Although researchers have learned much about SARS-CoV-2, the vast array of unexplained symptoms associated with acute and post-acute ("long") COVID-19 warrants the search for additional biochemical pathways involved.

On the basis of amino-acid sequence analyses and computational approaches, it has recently been suggested that nicotinic acetylcholine receptors (AChRs) may act as additional SARS-CoV-2 plasma membrane receptors through the binding of the virus' spike protein to a site that overlaps with the orthosteric, ACh-binding sites. 

A new study from the Grosman Lab at the University of Illinois concludes that the mutually exclusive binding of SARS-CoV-2 and cholinergic ligands to the human α7-AChR is unlikely to be a relevant aspect of this complex disease. 

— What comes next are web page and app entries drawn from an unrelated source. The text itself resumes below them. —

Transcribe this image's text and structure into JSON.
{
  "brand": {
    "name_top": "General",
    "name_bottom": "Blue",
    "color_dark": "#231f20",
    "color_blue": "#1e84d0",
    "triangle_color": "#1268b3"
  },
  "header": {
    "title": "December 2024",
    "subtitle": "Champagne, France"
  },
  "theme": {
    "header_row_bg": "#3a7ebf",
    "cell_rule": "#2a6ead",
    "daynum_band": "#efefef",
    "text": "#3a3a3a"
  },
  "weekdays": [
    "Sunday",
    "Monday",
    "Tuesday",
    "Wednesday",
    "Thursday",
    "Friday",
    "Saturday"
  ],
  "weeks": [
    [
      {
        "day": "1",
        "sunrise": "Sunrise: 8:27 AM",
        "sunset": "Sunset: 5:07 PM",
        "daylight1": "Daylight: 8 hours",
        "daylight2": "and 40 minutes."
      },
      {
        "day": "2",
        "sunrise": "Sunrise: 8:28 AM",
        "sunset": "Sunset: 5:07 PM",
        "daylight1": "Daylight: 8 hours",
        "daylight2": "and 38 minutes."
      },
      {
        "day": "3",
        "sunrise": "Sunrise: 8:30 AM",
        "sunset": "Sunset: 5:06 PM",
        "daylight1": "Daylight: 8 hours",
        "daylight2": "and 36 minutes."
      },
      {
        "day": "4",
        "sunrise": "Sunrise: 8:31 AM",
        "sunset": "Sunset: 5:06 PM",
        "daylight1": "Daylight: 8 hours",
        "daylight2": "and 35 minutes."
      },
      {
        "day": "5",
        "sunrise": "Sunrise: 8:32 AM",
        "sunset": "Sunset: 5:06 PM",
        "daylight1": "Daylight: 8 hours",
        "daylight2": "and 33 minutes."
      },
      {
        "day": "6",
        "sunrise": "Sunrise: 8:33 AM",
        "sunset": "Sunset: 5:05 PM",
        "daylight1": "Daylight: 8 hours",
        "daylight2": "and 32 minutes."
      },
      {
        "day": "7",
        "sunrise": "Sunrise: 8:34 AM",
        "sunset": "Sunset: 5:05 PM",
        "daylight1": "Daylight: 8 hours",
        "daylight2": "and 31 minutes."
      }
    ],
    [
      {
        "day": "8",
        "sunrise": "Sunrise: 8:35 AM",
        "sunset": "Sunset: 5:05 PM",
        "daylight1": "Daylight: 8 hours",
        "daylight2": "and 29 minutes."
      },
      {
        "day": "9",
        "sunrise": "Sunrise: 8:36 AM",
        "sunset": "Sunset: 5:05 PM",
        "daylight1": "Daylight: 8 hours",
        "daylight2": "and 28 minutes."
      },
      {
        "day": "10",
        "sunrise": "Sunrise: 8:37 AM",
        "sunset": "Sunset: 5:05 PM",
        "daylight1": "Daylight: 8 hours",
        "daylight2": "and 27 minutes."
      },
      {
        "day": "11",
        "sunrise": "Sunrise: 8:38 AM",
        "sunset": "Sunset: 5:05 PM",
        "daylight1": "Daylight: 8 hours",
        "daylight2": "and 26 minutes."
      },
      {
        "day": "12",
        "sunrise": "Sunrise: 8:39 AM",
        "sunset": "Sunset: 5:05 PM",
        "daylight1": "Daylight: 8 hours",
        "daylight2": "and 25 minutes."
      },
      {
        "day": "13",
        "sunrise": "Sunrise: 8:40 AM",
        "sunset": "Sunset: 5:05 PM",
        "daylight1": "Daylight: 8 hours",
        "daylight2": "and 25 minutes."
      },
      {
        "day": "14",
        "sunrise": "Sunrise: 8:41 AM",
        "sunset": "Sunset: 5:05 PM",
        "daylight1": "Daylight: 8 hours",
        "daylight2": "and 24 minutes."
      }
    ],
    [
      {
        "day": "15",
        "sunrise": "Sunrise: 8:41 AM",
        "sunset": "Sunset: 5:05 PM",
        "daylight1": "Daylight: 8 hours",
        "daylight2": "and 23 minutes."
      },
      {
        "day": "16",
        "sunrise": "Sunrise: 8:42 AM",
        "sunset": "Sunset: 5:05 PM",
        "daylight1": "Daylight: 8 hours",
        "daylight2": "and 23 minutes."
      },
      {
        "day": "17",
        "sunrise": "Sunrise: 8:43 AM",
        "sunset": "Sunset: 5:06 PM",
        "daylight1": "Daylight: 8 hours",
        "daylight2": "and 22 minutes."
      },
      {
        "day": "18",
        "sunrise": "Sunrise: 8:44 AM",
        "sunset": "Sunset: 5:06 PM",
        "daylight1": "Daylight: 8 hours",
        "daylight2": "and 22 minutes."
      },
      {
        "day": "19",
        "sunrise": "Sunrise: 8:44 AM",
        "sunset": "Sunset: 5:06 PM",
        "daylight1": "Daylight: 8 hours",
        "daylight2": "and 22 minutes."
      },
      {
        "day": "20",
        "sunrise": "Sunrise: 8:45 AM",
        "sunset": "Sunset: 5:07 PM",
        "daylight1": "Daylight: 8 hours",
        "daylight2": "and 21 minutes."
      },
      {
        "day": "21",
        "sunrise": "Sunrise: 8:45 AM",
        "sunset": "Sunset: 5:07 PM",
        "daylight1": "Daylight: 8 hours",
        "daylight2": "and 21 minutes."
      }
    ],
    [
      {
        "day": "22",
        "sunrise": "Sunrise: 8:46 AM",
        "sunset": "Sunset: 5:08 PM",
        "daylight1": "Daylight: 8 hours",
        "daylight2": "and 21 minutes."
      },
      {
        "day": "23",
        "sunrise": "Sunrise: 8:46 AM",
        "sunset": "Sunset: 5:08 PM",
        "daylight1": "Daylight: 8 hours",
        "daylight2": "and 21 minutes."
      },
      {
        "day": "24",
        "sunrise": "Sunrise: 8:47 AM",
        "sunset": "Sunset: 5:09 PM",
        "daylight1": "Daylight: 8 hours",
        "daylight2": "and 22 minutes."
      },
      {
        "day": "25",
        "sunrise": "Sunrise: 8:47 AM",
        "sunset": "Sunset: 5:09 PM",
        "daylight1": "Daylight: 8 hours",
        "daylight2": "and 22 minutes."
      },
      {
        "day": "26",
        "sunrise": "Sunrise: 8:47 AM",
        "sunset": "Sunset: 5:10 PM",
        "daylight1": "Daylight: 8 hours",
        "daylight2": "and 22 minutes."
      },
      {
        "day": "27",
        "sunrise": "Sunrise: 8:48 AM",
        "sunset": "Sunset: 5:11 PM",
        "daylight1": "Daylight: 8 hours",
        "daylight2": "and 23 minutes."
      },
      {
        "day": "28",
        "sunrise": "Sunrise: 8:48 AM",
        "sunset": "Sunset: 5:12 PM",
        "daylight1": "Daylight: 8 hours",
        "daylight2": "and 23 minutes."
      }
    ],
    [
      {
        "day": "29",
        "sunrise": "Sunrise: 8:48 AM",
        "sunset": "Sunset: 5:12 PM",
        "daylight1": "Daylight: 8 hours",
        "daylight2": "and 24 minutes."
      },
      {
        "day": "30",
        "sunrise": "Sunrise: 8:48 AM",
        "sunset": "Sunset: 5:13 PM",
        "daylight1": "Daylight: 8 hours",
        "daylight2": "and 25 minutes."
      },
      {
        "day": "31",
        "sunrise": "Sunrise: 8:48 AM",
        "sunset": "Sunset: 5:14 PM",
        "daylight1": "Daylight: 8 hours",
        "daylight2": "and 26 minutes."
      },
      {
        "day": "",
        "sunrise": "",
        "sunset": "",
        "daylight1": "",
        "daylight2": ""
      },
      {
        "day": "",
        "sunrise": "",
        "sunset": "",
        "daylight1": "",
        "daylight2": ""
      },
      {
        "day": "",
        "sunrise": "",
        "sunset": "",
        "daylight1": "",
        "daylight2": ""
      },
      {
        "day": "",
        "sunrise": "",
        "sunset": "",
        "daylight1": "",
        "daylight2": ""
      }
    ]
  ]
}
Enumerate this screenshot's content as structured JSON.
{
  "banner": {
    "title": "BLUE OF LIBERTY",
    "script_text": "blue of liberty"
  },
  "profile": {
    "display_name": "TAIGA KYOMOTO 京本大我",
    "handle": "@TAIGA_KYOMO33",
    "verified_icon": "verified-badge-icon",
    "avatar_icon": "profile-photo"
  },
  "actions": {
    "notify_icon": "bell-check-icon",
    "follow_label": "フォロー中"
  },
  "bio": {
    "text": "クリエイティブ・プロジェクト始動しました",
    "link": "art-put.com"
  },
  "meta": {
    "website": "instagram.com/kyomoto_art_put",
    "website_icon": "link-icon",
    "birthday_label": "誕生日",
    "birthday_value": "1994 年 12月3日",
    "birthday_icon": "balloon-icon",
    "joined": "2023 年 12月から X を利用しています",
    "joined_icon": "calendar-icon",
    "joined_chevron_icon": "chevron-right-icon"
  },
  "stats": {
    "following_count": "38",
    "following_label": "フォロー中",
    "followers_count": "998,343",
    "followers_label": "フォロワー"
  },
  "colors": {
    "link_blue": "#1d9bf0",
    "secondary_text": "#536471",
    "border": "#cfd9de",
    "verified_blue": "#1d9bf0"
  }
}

The paper, "An experimental test of the nicotinic hypothesis of COVID-19," was published in the Proceedings of the National Academy of Sciences. The authors included Nicole Godellas, PhD student in the Department of Molecular & Integrative Physiology; Gisela Cymes, Research Scientist in the Department of Molecular & Integrative Physiology; and Claudio Grosman, professor and head of the Department of Molecular & Integrative Physiology.